Villar’s 2010 election campaign color is orange, the same as Estrada's 1998 campaign.
Villar's political ads have also projected him as pro-poor, an image which propelled Estrada and his "Erap Para sa Mahirap" campaign to success in the 1998 presidential elections.
Roxas gets angry over sex joke
So passionate were the exchanges that they bordered on the personal.
Sen. Manuel "Mar" Roxas II and Senate Minority Leader Aquilino Pimentel locked horns after the latter cracked a joke about Roxas's statements defending himself against claims that he and his colleagues were "ganging up" on Villar
"My name was mentioned in the context that we are ganging up, that this is all political, that we are using insertions, when he (Sen. Alan Peter Cayetano) said in a blanket statement that we had insertions," Roxas said.
"I say no. I had no insertion on any matter. In fact, I have no insertion, period. Because we're in the minority! Let alone an insertion for a road to pass through any such property," Roxas said.
Pimentel answered: "Well, well, I am sure that after your marriage, you had some insertions."
"But that may be different," he added.
The comment prompted laughter from those seated in the gallery, but angered Roxas. "That is an affront on my wife (Korina Sanchez), Mr. President!" he said.
Roxas immediately demanded that Pimentel's statement be removed from the official transcript of the Senate session.
Verbal tussles like these were common during the plenary session as tempers among opposing camps flared.
Enrile and Madrigal continued accusing Villar of unethical conduct, saying there was clear and concrete evidence that Villar violated the law.
Madrigal also accused Villar allies of "railroading" Senate Resolution 1472, signed by Villar and 11 other Senators, that calls for the dismissal of complaints against Villar.

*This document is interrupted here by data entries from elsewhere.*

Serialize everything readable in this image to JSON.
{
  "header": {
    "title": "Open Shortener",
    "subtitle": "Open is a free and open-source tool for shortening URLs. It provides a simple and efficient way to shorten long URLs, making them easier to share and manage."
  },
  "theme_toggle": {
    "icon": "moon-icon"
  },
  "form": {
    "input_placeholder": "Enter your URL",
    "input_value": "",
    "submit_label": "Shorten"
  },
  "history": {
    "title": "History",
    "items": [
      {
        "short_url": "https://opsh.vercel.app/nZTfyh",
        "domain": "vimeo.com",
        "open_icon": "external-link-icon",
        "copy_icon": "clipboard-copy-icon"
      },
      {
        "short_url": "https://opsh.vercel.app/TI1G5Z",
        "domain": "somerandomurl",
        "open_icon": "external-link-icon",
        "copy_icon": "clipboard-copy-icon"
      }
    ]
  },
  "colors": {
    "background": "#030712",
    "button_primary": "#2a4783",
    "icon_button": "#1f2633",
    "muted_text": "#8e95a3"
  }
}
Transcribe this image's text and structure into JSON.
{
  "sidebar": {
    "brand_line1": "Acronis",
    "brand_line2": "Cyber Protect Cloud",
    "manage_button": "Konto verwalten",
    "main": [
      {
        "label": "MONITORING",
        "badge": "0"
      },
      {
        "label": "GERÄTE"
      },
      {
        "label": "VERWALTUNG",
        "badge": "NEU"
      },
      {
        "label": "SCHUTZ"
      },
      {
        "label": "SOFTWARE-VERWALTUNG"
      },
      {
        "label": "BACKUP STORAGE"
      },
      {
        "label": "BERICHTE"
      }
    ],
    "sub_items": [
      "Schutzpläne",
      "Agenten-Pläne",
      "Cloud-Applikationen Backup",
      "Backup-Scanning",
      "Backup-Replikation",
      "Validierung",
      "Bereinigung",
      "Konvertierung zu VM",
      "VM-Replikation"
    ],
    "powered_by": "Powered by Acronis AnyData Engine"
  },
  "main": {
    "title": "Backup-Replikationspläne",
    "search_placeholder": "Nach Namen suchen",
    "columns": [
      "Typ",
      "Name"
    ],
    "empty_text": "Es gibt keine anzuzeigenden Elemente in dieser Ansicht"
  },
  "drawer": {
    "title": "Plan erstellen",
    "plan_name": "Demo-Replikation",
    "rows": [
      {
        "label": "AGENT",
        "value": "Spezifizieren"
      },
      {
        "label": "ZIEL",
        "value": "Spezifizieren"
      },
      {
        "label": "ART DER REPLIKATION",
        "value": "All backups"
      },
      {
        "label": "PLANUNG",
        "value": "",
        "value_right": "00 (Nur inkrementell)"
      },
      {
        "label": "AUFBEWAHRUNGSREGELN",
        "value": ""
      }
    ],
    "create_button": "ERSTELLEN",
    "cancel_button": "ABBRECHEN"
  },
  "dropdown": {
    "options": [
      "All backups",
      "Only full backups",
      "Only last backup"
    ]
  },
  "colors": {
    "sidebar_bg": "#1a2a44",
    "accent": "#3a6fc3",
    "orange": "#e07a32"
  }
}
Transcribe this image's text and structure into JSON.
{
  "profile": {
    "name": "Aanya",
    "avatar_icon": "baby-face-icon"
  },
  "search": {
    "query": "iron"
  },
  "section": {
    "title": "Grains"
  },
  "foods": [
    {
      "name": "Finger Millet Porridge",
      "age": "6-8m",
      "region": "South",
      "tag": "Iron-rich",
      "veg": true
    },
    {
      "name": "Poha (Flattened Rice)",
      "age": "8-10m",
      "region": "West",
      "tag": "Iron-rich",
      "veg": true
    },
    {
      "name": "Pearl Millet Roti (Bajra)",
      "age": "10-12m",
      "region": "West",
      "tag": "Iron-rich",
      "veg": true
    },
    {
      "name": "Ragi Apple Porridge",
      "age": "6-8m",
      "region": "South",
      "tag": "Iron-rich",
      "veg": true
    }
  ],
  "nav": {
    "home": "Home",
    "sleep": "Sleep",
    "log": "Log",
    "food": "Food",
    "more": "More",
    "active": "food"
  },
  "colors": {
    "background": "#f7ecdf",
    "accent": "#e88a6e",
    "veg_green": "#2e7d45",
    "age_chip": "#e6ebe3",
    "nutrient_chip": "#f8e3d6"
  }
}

Madrigal also said that Villar was "making a mockery of proceedings by not appearing and letting [a] choo-choo train of lawyers defend him."
Pimentel shot back saying Madrigal should use parliamentary language instead of words like "choo-choo."
Proud of project
Through all of these, Villar remained a no-show. No amount of taunting from his critics that he was a coward could draw Villar out to the session hall.
He only came to the Senate premises Monday evening after the session.
In a press conference, he reiterated his position that he would not get justice in the proceedings especially since his election rivals were also his critics in the Senate.
He again denied any wrongdoing and even said he remains proud of the C-5 road extension project.
"Tingin ko pulitika lamang iyan, dahil sa eleksyon lamang iyan, Nag-panic noong ako'y dumidikit na, biglang ninerbiyos. nilabas na ulit iyong dalawang taon nang isyu,” said the Nacionalista Party standard bearer.
Meanwhile, even if they eventually get to a vote, senators would have to resolve the debate on how many votes are needed to adopt the committee report: a simple majority of 12, or 16 comprising two-thirds of a chamber. -- reports from Lynda Jumilla, ABS-CBN Newsl; Purple S. Romero, abs-cbnNEWS.com/Newsbreak; ANC